The paper noted that the move is the first high-level defection in GM’s revamped product development staff since the arrival three years ago of Bob Lutz, the automaker’s ‘product czar’ and vice chairman.

The paper said Hogan, 53, who had been mentioned as a possible successor to Lutz, had been considering the move for several weeks while Magna could announce the appointment as soon as this week.

Hogan reportedly will replace Belinda Stronach, the daughter of Magna founder Frank Stronach, who left the company as president and chief executive officer in January to pursue a political career, winning a seat in the Canadian House of Commons.

Describing him as an outspoken executive, the Detroit News said Hogan sometimes stood out within GM’s button-down bureaucracy.

How well do you really know your competitors?

Access the most comprehensive Company Profiles on the market, powered by GlobalData. Save hours of research. Gain competitive edge.

Company Profile – free sample

Thank you!

Your download email will arrive shortly

Not ready to buy yet? Download a free sample

We are confident about the unique quality of our Company Profiles. However, we want you to make the most beneficial decision for your business, so we offer a free sample that you can download by submitting the below form

By GlobalData
Visit our Privacy Policy for more information about our services, how we may use, process and share your personal data, including information of your rights in respect of your personal data and how you can unsubscribe from future marketing communications. Our services are intended for corporate subscribers and you warrant that the email address submitted is your corporate email address.

In the late 1990s, the paper noted, he championed a plan to turn a large chuck of GM’s small car assembly operations over to suppliers to provide major parts modules though the controversial move was scuttled after the United Auto Workers union protested, fearing major job losses inside GM plants if suppliers took on more assembly duties.

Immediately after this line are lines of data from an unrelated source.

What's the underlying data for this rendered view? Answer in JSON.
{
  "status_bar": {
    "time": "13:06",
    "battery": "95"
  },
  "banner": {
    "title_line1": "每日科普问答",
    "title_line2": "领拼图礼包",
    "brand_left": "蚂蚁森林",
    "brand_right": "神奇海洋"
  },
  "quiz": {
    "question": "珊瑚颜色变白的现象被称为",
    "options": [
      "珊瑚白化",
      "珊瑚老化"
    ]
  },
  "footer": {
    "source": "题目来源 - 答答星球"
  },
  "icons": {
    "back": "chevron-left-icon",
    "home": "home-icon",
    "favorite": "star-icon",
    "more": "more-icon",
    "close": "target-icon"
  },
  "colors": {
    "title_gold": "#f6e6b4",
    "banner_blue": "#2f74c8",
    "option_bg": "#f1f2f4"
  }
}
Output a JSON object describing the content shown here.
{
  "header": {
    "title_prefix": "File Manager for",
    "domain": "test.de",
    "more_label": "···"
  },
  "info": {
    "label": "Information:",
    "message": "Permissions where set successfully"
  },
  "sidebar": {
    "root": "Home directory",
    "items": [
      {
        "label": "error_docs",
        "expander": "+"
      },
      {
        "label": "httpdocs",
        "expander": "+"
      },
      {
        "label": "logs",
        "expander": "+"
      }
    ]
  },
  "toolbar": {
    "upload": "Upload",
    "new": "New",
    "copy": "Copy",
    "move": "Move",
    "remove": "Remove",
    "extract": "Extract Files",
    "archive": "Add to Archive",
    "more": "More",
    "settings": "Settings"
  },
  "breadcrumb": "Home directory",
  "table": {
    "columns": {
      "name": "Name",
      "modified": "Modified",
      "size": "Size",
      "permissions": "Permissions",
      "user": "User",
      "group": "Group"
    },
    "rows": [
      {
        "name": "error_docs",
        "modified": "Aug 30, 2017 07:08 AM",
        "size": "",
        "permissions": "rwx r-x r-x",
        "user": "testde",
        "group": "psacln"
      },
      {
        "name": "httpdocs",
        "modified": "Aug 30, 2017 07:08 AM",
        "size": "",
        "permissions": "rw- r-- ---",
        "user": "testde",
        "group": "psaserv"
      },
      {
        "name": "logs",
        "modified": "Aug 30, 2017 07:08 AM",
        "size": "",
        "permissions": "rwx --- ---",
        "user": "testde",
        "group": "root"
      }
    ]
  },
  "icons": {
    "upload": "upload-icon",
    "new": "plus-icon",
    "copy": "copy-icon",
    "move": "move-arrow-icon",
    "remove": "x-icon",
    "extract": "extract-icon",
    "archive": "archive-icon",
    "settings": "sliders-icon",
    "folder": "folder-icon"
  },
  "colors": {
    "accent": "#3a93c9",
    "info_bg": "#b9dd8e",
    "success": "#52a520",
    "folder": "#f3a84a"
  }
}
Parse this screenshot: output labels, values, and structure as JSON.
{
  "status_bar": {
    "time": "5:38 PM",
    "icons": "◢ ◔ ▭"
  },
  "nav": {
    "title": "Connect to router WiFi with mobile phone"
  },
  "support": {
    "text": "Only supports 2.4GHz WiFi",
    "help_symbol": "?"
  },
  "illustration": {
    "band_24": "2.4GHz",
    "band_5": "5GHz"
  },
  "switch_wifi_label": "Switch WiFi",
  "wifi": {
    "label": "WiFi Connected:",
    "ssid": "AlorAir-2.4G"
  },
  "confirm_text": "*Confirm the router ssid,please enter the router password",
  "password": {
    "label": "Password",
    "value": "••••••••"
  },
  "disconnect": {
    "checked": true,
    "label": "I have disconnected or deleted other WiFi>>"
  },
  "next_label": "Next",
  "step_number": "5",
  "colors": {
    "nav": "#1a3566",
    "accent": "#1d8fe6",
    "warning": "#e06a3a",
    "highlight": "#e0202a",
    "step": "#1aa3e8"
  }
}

Shortly after Lutz’s arrival in September 2001, Hogan was named to lead GM’s new advanced vehicle development department to foster more creative designs and speed new vehicles to market, the Detroit News said.

The report noted that Hogan is the second high-level GM executive to leave this year to head a supplier after GM Europe president Mike Burns resigned in March to become president and CEO at Toledo, Ohio-based Dana Corp.

According to the Detroit News, Magna is among the world’s fastest-growing auto suppliers with 2003 sales of $15.3 billion and 77,000 employees, and produces many different automotive products, including interiors, metal body systems, mirrors and body panels.

The paper also noted that, iIn Europe, Magna has begun developing and/or building key light vehicles such as the Jeep Grand Cherokee, Chrysler Voyager minivan and BMW X3 SUV.

Significantly, the Detroit News reported that GM is Magna’s second-largest customer, accounting for about $US3.67 billion, or 24%, of the parts maker’s revenues last year.

Other major Magna customers include DaimlerChrysler, Ford, Volkswagen, BMW and Toyota.

Magna confirms Hogan’s appointment